# [Problem description]
Your result should be every line of the records below that contains the word "public".

# [Information given]
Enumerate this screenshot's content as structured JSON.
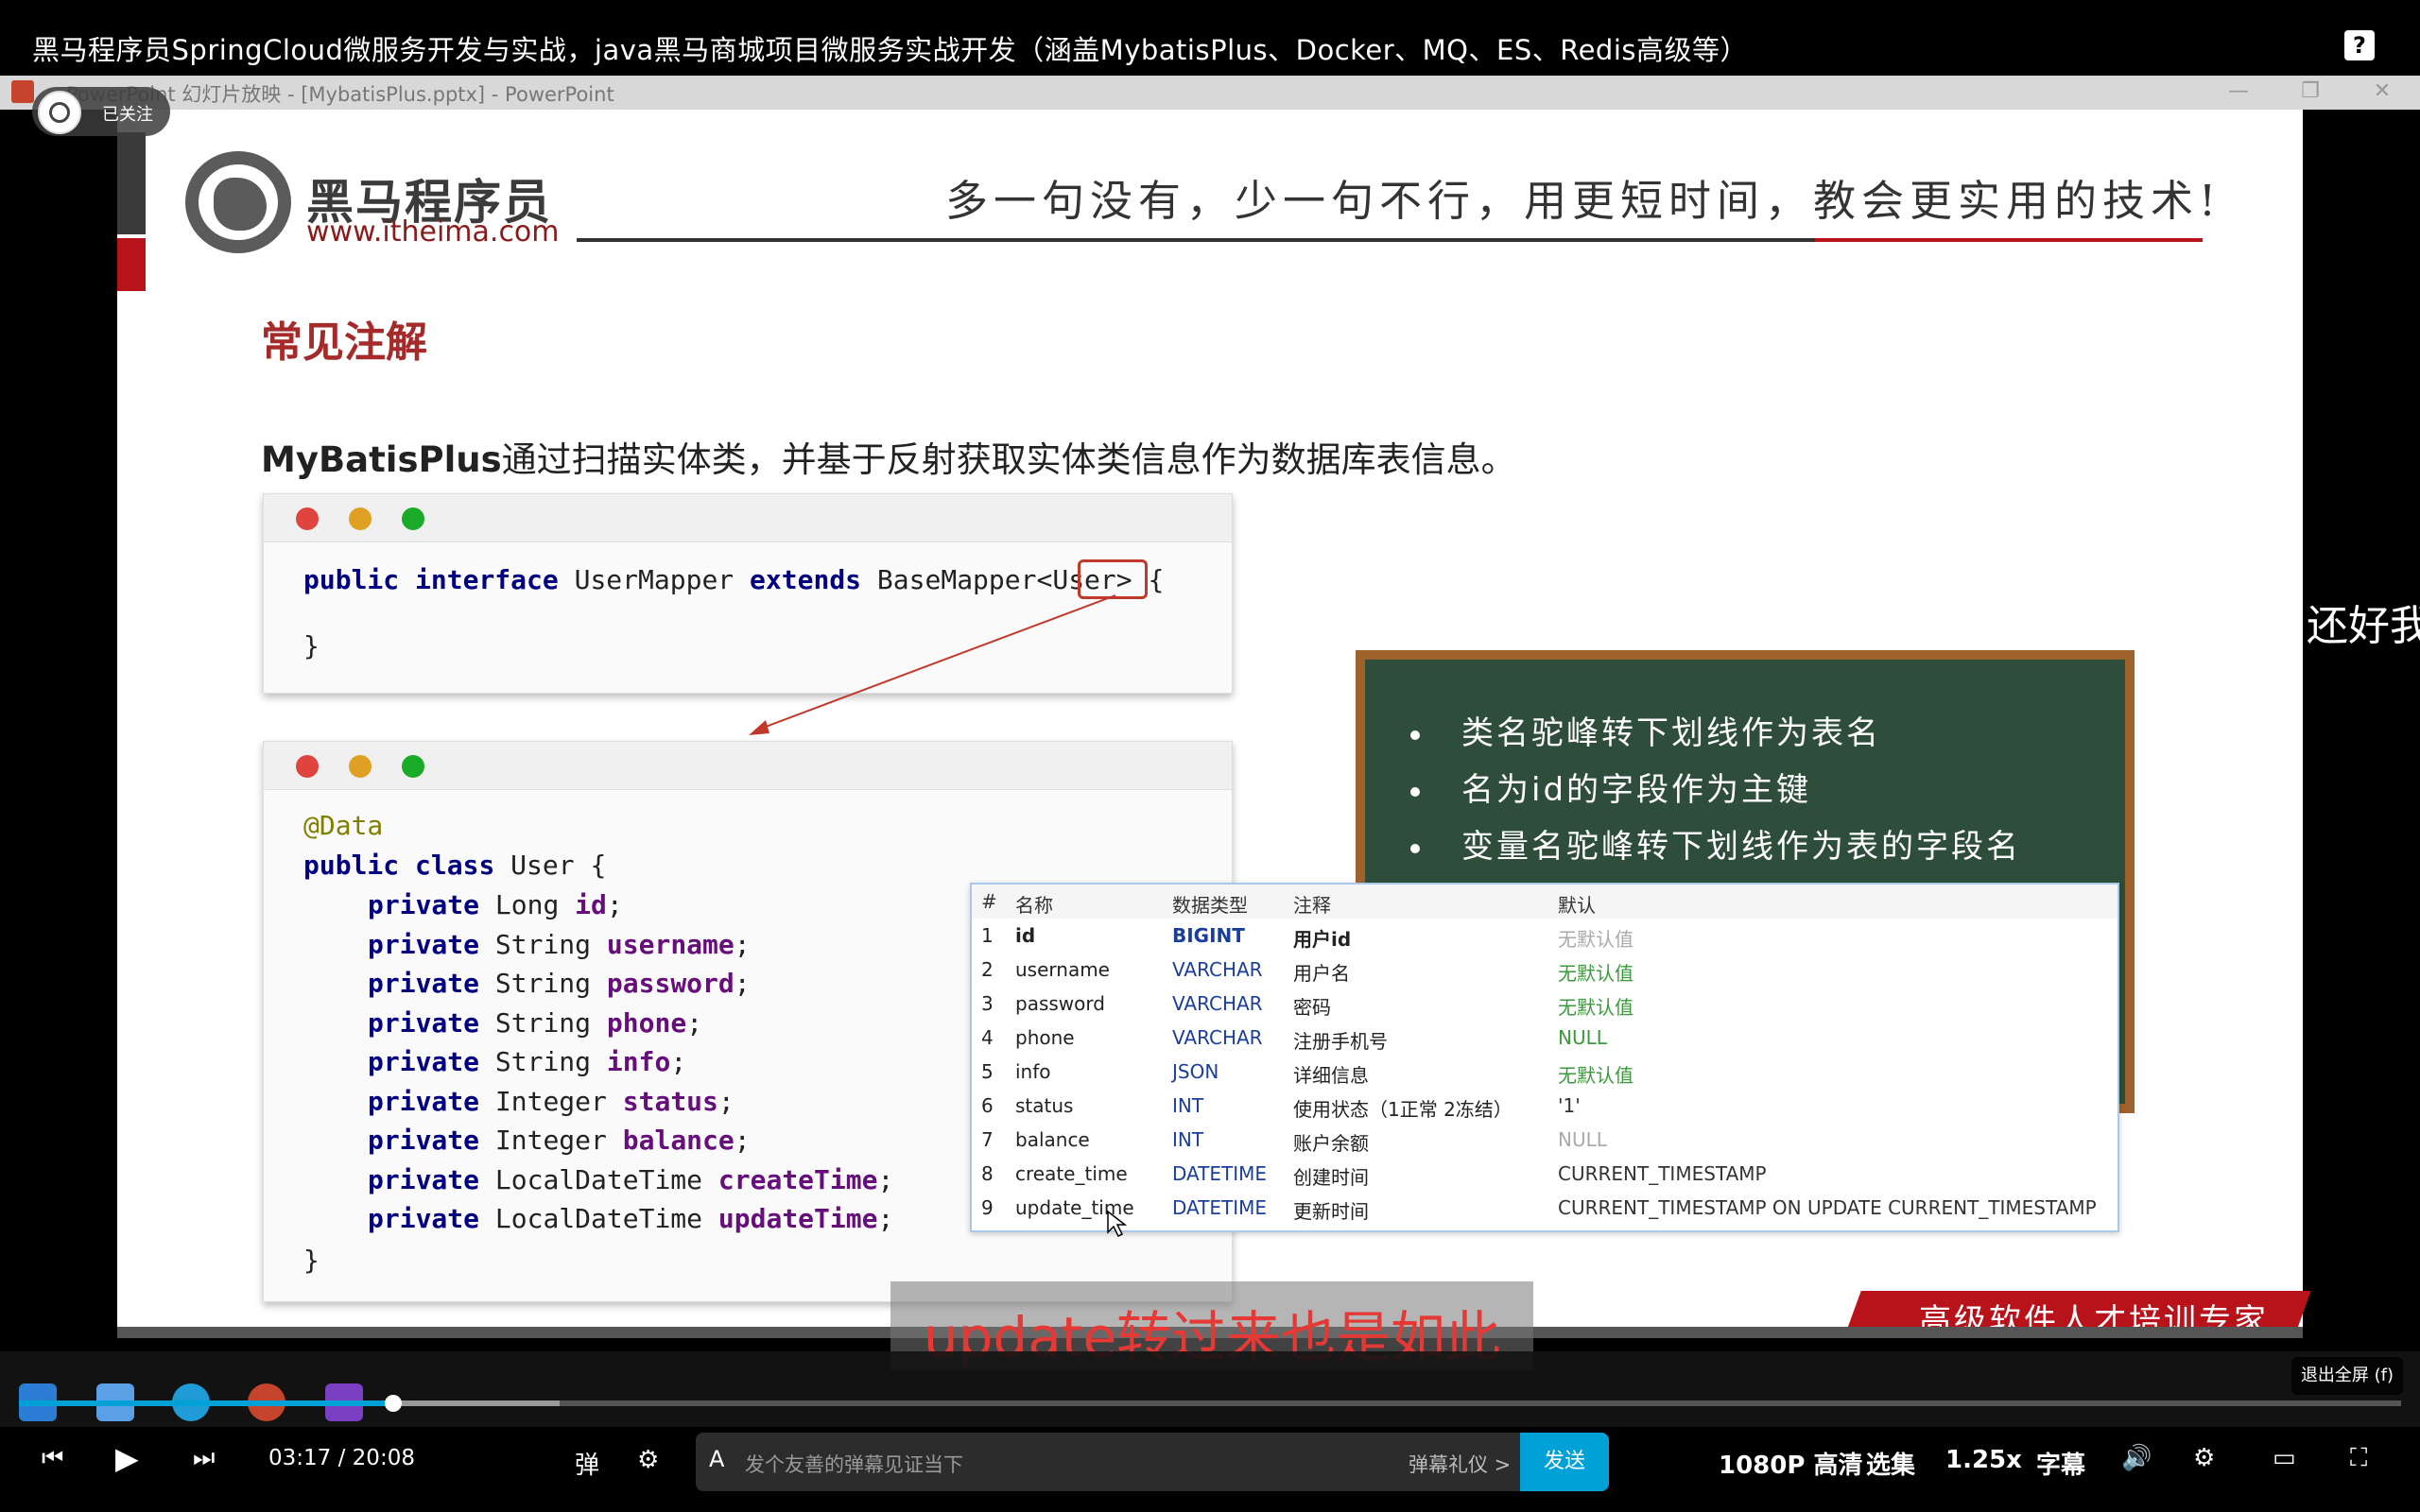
{
  "video": {
    "title": "黑马程序员SpringCloud微服务开发与实战，java黑马商城项目微服务实战开发（涵盖MybatisPlus、Docker、MQ、ES、Redis高级等）",
    "follow_label": "已关注",
    "side_overlay_text": "还好我",
    "subtitle": "update转过来也是如此"
  },
  "ppt_window": {
    "title": "PowerPoint 幻灯片放映 - [MybatisPlus.pptx] - PowerPoint"
  },
  "slide": {
    "brand_name": "黑马程序员",
    "brand_url": "www.itheima.com",
    "slogan": "多一句没有，少一句不行，用更短时间，教会更实用的技术!",
    "section_title": "常见注解",
    "intro_bold": "MyBatisPlus",
    "intro_rest": "通过扫描实体类，并基于反射获取实体类信息作为数据库表信息。",
    "footer_banner": "高级软件人才培训专家",
    "code1": {
      "line1_kw1": "public",
      "line1_kw2": "interface",
      "line1_name": " UserMapper ",
      "line1_kw3": "extends",
      "line1_rest_a": " BaseMapper<",
      "line1_user": "User",
      "line1_rest_b": "> {",
      "line2": "}"
    },
    "code2": {
      "annotation": "@Data",
      "class_kw1": "public",
      "class_kw2": "class",
      "class_name": " User {",
      "fields": [
        {
          "type": "Long",
          "name": "id"
        },
        {
          "type": "String",
          "name": "username"
        },
        {
          "type": "String",
          "name": "password"
        },
        {
          "type": "String",
          "name": "phone"
        },
        {
          "type": "String",
          "name": "info"
        },
        {
          "type": "Integer",
          "name": "status"
        },
        {
          "type": "Integer",
          "name": "balance"
        },
        {
          "type": "LocalDateTime",
          "name": "createTime"
        },
        {
          "type": "LocalDateTime",
          "name": "updateTime"
        }
      ],
      "private_kw": "private",
      "closing": "}"
    },
    "board_bullets": [
      "类名驼峰转下划线作为表名",
      "名为id的字段作为主键",
      "变量名驼峰转下划线作为表的字段名"
    ],
    "db_table": {
      "headers": [
        "#",
        "名称",
        "数据类型",
        "注释",
        "默认"
      ],
      "rows": [
        [
          "1",
          "id",
          "BIGINT",
          "用户id",
          "无默认值"
        ],
        [
          "2",
          "username",
          "VARCHAR",
          "用户名",
          "无默认值"
        ],
        [
          "3",
          "password",
          "VARCHAR",
          "密码",
          "无默认值"
        ],
        [
          "4",
          "phone",
          "VARCHAR",
          "注册手机号",
          "NULL"
        ],
        [
          "5",
          "info",
          "JSON",
          "详细信息",
          "无默认值"
        ],
        [
          "6",
          "status",
          "INT",
          "使用状态（1正常 2冻结）",
          "'1'"
        ],
        [
          "7",
          "balance",
          "INT",
          "账户余额",
          "NULL"
        ],
        [
          "8",
          "create_time",
          "DATETIME",
          "创建时间",
          "CURRENT_TIMESTAMP"
        ],
        [
          "9",
          "update_time",
          "DATETIME",
          "更新时间",
          "CURRENT_TIMESTAMP ON UPDATE CURRENT_TIMESTAMP"
        ]
      ]
    }
  },
  "player": {
    "current_time": "03:17",
    "duration": "20:08",
    "progress_fraction": 0.157,
    "buffered_fraction": 0.227,
    "danmaku_placeholder": "发个友善的弹幕见证当下",
    "danmaku_etiquette": "弹幕礼仪 >",
    "send_label": "发送",
    "quality_label": "1080P 高清",
    "episodes_label": "选集",
    "speed_label": "1.25x",
    "cc_label": "字幕",
    "exit_fullscreen_label": "退出全屏 (f)"
  },
  "colors": {
    "accent_blue": "#00a1d6",
    "brand_red": "#b8121b",
    "board_green": "#2f4d3b",
    "subtitle_red": "#e53935"
  }
}
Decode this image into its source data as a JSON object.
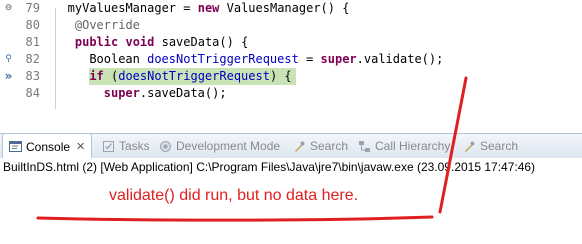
{
  "editor": {
    "lines": [
      {
        "num": "79",
        "marker": "fold",
        "indent": "   ",
        "segments": [
          [
            "",
            "myValuesManager"
          ],
          [
            "",
            " = "
          ],
          [
            "kw",
            "new"
          ],
          [
            "",
            " ValuesManager() {"
          ]
        ]
      },
      {
        "num": "80",
        "marker": "",
        "indent": "    ",
        "segments": [
          [
            "ann",
            "@Override"
          ]
        ]
      },
      {
        "num": "81",
        "marker": "",
        "indent": "    ",
        "segments": [
          [
            "kw",
            "public"
          ],
          [
            "",
            " "
          ],
          [
            "kw",
            "void"
          ],
          [
            "",
            " saveData() {"
          ]
        ]
      },
      {
        "num": "82",
        "marker": "search",
        "indent": "      ",
        "segments": [
          [
            "",
            "Boolean "
          ],
          [
            "fld",
            "doesNotTriggerRequest"
          ],
          [
            "",
            " = "
          ],
          [
            "kw",
            "super"
          ],
          [
            "",
            ".validate();"
          ]
        ]
      },
      {
        "num": "83",
        "marker": "arrow",
        "indent": "      ",
        "highlight": true,
        "segments": [
          [
            "kw",
            "if"
          ],
          [
            "",
            " ("
          ],
          [
            "fld",
            "doesNotTriggerRequest"
          ],
          [
            "",
            ") {"
          ]
        ]
      },
      {
        "num": "84",
        "marker": "",
        "indent": "        ",
        "segments": [
          [
            "kw",
            "super"
          ],
          [
            "",
            ".saveData();"
          ]
        ]
      }
    ]
  },
  "tabs": [
    {
      "label": "Console",
      "icon": "console-icon",
      "active": true
    },
    {
      "label": "Tasks",
      "icon": "tasks-icon"
    },
    {
      "label": "Development Mode",
      "icon": "development-mode-icon"
    },
    {
      "label": "Search",
      "icon": "search-icon"
    },
    {
      "label": "Call Hierarchy",
      "icon": "call-hierarchy-icon"
    },
    {
      "label": "Search",
      "icon": "search-icon"
    }
  ],
  "console": {
    "header": "BuiltInDS.html (2) [Web Application] C:\\Program Files\\Java\\jre7\\bin\\javaw.exe (23.09.2015 17:47:46)"
  },
  "annotation": {
    "text": "validate() did run, but no data here.",
    "color": "#e02020"
  },
  "colors": {
    "keyword": "#7f0055",
    "field": "#0000c0",
    "annotation": "#646464",
    "highlight": "#c9e2b6"
  }
}
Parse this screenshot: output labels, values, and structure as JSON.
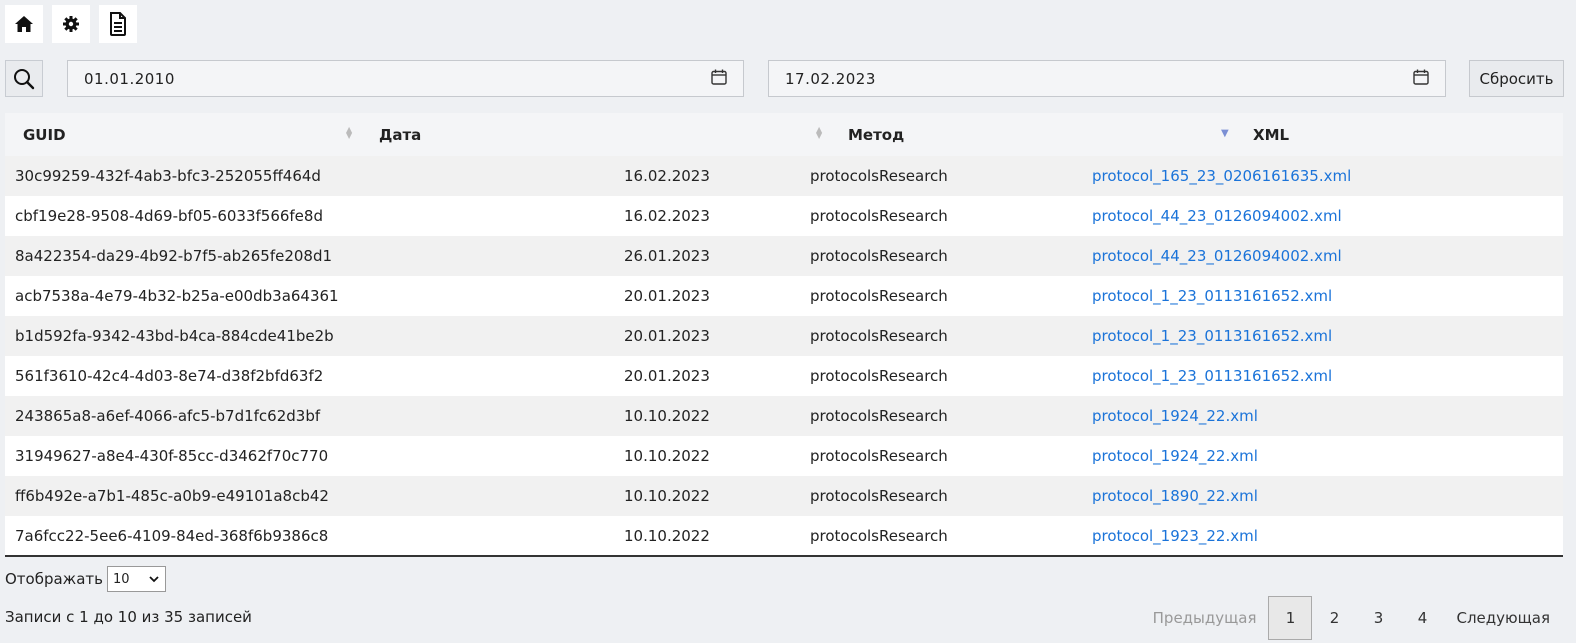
{
  "toolbar": {
    "icons": [
      "home-icon",
      "gear-icon",
      "document-icon"
    ]
  },
  "filters": {
    "search_icon": "search-icon",
    "date_from": "01.01.2010",
    "date_to": "17.02.2023",
    "calendar_icon": "calendar-icon",
    "reset_label": "Сбросить"
  },
  "table": {
    "columns": [
      "GUID",
      "Дата",
      "Метод",
      "XML"
    ],
    "sort": {
      "column": "XML",
      "direction": "desc"
    },
    "rows": [
      {
        "guid": "30c99259-432f-4ab3-bfc3-252055ff464d",
        "date": "16.02.2023",
        "method": "protocolsResearch",
        "xml": "protocol_165_23_0206161635.xml"
      },
      {
        "guid": "cbf19e28-9508-4d69-bf05-6033f566fe8d",
        "date": "16.02.2023",
        "method": "protocolsResearch",
        "xml": "protocol_44_23_0126094002.xml"
      },
      {
        "guid": "8a422354-da29-4b92-b7f5-ab265fe208d1",
        "date": "26.01.2023",
        "method": "protocolsResearch",
        "xml": "protocol_44_23_0126094002.xml"
      },
      {
        "guid": "acb7538a-4e79-4b32-b25a-e00db3a64361",
        "date": "20.01.2023",
        "method": "protocolsResearch",
        "xml": "protocol_1_23_0113161652.xml"
      },
      {
        "guid": "b1d592fa-9342-43bd-b4ca-884cde41be2b",
        "date": "20.01.2023",
        "method": "protocolsResearch",
        "xml": "protocol_1_23_0113161652.xml"
      },
      {
        "guid": "561f3610-42c4-4d03-8e74-d38f2bfd63f2",
        "date": "20.01.2023",
        "method": "protocolsResearch",
        "xml": "protocol_1_23_0113161652.xml"
      },
      {
        "guid": "243865a8-a6ef-4066-afc5-b7d1fc62d3bf",
        "date": "10.10.2022",
        "method": "protocolsResearch",
        "xml": "protocol_1924_22.xml"
      },
      {
        "guid": "31949627-a8e4-430f-85cc-d3462f70c770",
        "date": "10.10.2022",
        "method": "protocolsResearch",
        "xml": "protocol_1924_22.xml"
      },
      {
        "guid": "ff6b492e-a7b1-485c-a0b9-e49101a8cb42",
        "date": "10.10.2022",
        "method": "protocolsResearch",
        "xml": "protocol_1890_22.xml"
      },
      {
        "guid": "7a6fcc22-5ee6-4109-84ed-368f6b9386c8",
        "date": "10.10.2022",
        "method": "protocolsResearch",
        "xml": "protocol_1923_22.xml"
      }
    ]
  },
  "length_menu": {
    "label": "Отображать",
    "value": "10"
  },
  "info": "Записи с 1 до 10 из 35 записей",
  "pagination": {
    "prev": "Предыдущая",
    "pages": [
      "1",
      "2",
      "3",
      "4"
    ],
    "current": "1",
    "next": "Следующая"
  },
  "colors": {
    "link": "#1a73d9",
    "sort_active": "#7b8fd4",
    "background": "#eef0f3"
  }
}
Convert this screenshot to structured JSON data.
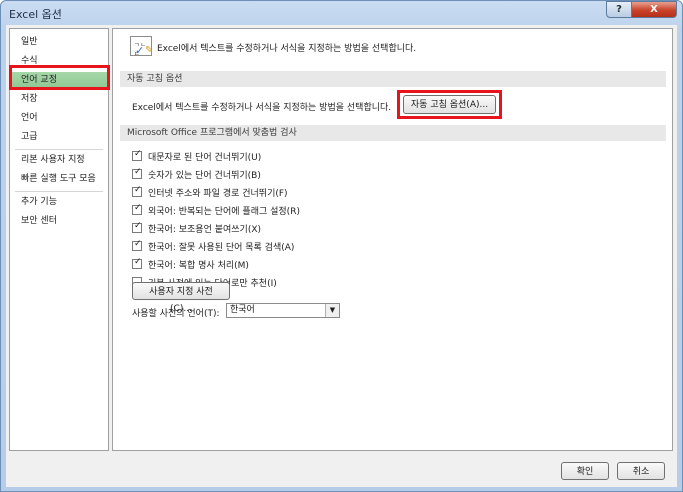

# [Solution for this exercise]
      "line1_kw1": "public",
      "class_kw1": "public",
            "public"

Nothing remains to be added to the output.